■ **Aim of the exercise**: Could you return every line of the records below that contains the word "text"?
= = = = = = =
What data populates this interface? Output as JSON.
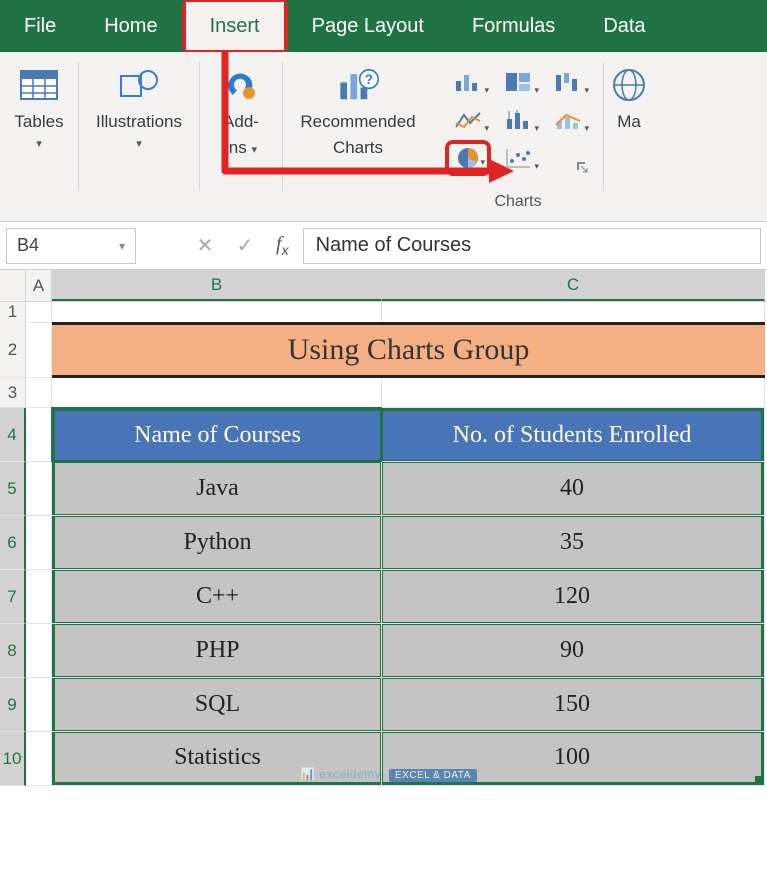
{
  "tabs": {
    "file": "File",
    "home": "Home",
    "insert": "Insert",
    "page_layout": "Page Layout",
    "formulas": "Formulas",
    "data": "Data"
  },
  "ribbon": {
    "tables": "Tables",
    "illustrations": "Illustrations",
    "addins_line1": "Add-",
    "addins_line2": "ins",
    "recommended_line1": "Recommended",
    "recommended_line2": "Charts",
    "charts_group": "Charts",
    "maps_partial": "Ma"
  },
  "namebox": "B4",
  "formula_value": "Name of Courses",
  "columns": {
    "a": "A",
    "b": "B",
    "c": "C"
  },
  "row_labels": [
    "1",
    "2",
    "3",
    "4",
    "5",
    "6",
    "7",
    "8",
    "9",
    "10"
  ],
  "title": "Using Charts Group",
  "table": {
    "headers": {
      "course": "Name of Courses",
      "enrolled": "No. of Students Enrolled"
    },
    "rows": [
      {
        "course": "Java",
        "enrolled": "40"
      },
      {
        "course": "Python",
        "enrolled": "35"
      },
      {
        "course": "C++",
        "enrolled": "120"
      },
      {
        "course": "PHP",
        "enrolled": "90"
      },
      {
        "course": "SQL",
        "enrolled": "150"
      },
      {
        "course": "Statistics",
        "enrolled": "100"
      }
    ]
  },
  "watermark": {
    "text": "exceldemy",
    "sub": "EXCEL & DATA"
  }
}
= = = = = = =
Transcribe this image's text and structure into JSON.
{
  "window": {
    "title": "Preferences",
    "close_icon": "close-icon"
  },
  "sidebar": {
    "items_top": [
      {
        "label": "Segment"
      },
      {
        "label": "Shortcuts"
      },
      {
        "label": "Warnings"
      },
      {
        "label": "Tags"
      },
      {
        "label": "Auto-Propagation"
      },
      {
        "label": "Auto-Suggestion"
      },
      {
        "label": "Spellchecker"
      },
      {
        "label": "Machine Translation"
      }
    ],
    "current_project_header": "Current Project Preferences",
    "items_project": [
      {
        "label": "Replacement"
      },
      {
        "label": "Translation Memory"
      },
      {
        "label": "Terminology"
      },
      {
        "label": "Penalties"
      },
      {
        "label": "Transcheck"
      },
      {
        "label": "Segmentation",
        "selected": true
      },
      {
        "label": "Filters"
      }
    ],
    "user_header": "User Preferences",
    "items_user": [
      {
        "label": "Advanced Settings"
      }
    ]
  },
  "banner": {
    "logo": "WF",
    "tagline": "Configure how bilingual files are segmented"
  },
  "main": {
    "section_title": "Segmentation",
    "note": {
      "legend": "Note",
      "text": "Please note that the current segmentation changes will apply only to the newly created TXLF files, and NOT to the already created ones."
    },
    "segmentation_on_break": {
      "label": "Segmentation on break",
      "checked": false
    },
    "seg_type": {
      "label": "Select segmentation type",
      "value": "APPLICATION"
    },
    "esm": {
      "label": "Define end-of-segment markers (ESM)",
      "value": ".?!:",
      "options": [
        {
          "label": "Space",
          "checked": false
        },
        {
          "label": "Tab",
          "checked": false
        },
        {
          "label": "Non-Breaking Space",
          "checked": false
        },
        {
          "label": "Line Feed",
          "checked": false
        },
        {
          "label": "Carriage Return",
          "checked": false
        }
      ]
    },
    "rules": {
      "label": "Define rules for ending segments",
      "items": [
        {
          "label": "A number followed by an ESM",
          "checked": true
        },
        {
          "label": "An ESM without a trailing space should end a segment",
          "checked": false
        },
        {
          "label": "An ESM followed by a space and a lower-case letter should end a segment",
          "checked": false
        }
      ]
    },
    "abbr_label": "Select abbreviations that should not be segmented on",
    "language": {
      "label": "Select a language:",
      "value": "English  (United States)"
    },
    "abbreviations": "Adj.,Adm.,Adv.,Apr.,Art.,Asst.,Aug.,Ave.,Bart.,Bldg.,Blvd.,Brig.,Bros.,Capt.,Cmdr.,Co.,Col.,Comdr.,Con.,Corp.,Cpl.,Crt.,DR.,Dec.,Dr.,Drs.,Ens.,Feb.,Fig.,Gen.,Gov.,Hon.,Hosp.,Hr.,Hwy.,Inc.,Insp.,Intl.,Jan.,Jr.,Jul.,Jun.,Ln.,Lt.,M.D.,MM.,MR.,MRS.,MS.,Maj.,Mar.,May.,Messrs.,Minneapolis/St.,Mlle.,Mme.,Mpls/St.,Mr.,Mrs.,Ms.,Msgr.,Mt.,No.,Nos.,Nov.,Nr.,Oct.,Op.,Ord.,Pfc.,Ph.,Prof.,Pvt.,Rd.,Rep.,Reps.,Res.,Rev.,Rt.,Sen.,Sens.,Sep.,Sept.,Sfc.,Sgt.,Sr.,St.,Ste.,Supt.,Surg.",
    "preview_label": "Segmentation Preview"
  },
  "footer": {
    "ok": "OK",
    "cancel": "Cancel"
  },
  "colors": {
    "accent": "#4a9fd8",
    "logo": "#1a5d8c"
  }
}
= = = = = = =
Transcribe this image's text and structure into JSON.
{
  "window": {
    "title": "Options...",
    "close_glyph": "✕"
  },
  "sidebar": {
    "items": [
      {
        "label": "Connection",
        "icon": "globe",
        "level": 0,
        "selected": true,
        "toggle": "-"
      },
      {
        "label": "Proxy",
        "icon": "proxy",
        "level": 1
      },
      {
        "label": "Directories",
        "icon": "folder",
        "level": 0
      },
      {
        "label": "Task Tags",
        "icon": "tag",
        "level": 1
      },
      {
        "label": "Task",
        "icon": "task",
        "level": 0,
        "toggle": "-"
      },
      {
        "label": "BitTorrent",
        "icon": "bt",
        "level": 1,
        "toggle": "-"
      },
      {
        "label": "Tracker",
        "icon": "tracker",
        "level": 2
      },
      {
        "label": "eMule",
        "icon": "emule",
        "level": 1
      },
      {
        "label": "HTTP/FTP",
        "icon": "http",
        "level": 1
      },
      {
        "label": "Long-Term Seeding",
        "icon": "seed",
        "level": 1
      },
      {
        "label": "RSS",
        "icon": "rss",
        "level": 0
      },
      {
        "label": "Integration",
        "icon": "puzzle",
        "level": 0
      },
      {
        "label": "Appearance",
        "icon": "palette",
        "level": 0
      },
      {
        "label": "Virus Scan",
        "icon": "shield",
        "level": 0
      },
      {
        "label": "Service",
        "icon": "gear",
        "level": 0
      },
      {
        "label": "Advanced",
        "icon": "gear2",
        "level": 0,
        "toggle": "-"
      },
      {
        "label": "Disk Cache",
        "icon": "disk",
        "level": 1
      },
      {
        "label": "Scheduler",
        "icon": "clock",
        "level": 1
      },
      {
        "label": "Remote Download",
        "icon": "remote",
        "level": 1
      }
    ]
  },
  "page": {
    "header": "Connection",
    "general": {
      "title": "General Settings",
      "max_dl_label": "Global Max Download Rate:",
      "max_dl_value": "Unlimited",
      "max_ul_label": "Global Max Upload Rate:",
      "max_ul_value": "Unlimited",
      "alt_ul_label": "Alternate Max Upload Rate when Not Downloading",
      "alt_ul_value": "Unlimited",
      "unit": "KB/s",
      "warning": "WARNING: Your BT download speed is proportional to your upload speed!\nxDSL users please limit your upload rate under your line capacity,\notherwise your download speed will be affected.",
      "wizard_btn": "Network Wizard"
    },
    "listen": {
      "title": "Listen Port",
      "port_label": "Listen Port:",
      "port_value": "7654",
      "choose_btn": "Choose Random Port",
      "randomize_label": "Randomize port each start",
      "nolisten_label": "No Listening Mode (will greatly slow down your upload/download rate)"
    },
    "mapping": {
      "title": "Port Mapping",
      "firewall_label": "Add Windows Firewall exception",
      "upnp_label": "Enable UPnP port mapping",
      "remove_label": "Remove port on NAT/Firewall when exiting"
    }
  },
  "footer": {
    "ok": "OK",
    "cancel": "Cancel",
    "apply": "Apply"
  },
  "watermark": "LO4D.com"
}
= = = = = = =
■ **Exercise solution**:
    "text": "exceldemy",
Transcribe this image's text and structure into JSON.
      "text": "Please note that the current segmentation changes will apply only to the newly created TXLF files, and NOT to the already created ones."
Transcribe this image's text and structure into JSON.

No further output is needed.